Another parent, who was as yet undecided, wrote: “… please remember that over anything else, this is a school, [whose] No. 1 goal is to provide the best space for children to learn while, unfortunately, having to also keep them safe.”
Which prompted the tetchy response: “Let’s not turn this into a discussion of parental paranoia. Please.”
And the parent’s tetchier reply: “I don’t appreciate how condescending that was. I expect an apology.”
And the responder’s sort-of apology: “It wasn’t intended to be snarky. I’m sorry you took it that way.”
The district shut down its survey at 9 p.m. Wednesday. Results will be announced in late March, said Hollar, the district spokesman. The district will decide whether to remodel or rebuild in April; the survey is just one consideration. The project will break ground in June 2019.
Either way, students will be bused to a temporary location for an entire school year. Either way, someone will be unhappy. But either way, Hollar said, the children will be well-served.
At least, said Jennifer Mauk, who has a sixth-grader and a second-grader at Highlands, “everybody’s voices will be heard.”
“It’s going to be a long time before this is over,” said the PTO’s Blancaflor. Highlands is “a tight and very vocal and active community,” and she hopes “people can stay engaged but in a polite and respectful way.”

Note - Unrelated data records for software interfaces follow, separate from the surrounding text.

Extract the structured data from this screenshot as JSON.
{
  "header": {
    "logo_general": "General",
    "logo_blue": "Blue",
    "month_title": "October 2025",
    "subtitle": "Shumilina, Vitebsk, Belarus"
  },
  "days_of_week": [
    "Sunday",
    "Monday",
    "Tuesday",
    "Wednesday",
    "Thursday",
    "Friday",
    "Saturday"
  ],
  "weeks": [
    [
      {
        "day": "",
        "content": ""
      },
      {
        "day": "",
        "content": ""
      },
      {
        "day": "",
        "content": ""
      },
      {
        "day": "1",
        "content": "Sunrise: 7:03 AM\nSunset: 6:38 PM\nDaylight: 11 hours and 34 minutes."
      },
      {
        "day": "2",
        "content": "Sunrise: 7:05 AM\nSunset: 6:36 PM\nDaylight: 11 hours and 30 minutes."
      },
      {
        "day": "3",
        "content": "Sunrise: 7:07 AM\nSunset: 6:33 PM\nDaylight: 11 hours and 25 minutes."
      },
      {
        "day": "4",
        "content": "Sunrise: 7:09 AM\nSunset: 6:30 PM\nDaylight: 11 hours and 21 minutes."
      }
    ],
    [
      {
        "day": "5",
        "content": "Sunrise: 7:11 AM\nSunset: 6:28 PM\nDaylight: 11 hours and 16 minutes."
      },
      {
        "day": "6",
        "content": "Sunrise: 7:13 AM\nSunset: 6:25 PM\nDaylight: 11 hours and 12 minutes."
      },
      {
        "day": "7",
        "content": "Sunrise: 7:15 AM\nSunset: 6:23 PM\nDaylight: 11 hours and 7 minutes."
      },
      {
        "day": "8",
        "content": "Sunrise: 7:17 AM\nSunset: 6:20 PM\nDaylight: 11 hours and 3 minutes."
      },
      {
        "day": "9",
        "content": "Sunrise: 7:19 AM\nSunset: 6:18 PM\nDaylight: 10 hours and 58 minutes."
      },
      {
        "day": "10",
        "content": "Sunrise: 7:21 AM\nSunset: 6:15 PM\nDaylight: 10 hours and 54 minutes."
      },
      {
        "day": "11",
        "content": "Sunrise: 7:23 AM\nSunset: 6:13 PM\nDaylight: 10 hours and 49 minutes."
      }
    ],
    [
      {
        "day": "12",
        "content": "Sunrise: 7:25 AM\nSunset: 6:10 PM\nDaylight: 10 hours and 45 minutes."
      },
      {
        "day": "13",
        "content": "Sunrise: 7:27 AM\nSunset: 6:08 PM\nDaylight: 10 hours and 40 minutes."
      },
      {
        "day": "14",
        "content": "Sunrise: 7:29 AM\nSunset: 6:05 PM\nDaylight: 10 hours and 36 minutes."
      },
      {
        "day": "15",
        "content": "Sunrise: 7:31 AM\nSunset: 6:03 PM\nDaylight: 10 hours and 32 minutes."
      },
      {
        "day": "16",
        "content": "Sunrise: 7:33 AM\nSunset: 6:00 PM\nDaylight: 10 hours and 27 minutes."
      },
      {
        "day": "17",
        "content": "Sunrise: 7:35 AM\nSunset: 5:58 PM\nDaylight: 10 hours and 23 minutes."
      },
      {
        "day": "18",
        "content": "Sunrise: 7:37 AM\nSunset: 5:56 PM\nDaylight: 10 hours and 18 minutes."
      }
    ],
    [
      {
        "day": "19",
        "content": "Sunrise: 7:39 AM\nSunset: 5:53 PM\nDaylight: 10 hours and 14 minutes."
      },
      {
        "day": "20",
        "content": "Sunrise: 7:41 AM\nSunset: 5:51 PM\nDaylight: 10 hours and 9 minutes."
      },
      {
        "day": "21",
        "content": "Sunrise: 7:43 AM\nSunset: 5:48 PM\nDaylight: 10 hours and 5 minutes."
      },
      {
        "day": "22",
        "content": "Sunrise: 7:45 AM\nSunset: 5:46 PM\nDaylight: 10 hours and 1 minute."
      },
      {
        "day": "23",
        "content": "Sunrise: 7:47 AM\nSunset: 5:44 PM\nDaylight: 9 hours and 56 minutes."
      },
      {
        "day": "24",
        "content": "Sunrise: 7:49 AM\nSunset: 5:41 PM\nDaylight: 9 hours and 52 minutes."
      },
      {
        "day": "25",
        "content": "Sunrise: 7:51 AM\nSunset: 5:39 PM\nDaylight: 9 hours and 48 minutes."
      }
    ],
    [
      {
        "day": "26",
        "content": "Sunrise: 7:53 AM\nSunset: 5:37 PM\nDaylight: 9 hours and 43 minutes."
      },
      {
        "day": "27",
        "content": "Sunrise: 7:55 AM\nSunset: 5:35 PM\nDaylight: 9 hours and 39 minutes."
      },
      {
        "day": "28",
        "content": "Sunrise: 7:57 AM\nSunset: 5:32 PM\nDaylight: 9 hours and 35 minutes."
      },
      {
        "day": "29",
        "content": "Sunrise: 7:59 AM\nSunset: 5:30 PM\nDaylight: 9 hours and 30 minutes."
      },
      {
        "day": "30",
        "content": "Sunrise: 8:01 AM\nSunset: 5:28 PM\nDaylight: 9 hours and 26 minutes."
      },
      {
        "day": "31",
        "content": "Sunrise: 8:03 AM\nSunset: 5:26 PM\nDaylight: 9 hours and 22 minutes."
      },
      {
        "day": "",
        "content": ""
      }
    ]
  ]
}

Because, she said, “I am tired of the bickering. I hope it goes away.”